Knull was eventually imprisoned in the core of an artificial planet by his creations, who had become "infected" with benevolence. With his consciousness awoken with the dragon, Knull is back in action and now plans to resume his galactic conquest -- beginning with Earth.
So, yeah, a lot more complicated than alien goo loves Spider-Man. Obviously, this story is about as far away from Peter Parker as possible. An early encounter with Knull causes Venom to gain a few new powers, one of which is the ability to grow dragon wings, meaning that Venom barely even needs spider powers anymore.
None of this is to say that the Venom movie is going to be doing any of this. This comic is only five issues in, so it's impossible that it served as inspiration for the movie. The point is that this is an example of how to make us of Venom with relying on his connections to Spider-Man. All of this is based on his symbiote backstory, which is cosmic and weird and cool. There's no reason Venom can't dig into the cosmic side to make up for the Spidey stuff that it can't touch.

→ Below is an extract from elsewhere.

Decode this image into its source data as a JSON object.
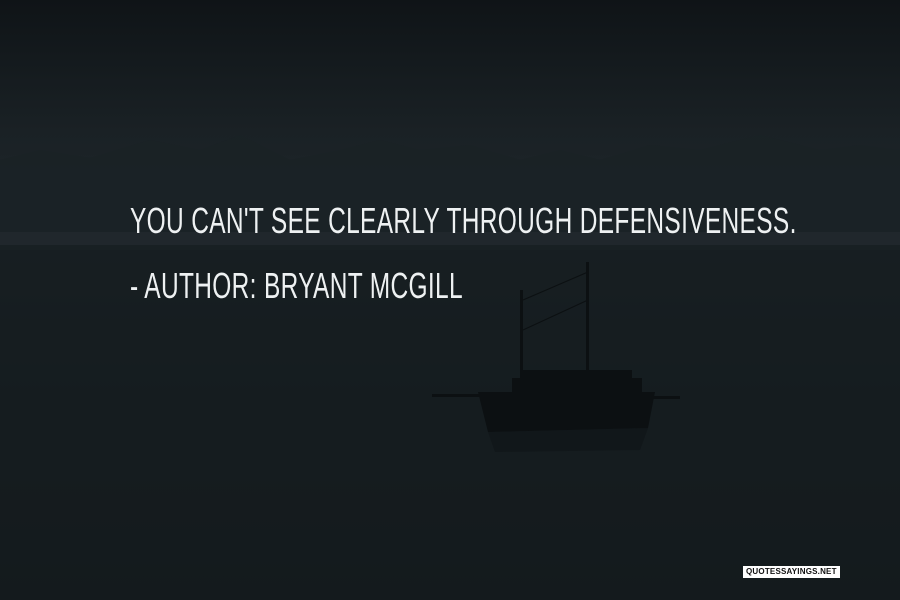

Plus, with Tom Hardy contracted for three movies, who's to say that Knull won't show up in a sequel.
Given that Knull is related to like three different Marvel characters (that Celestial head he lived in is Knowhere from the Guardians of the Galaxy movies), it would be cooler to see him in the MCU, but at least this gives Venom option beyond fighting evil symbiotes. He's always been tied to Spider-Man, but now the universe is a lot bigger for Venom, which only means more freedom for his feature-length film.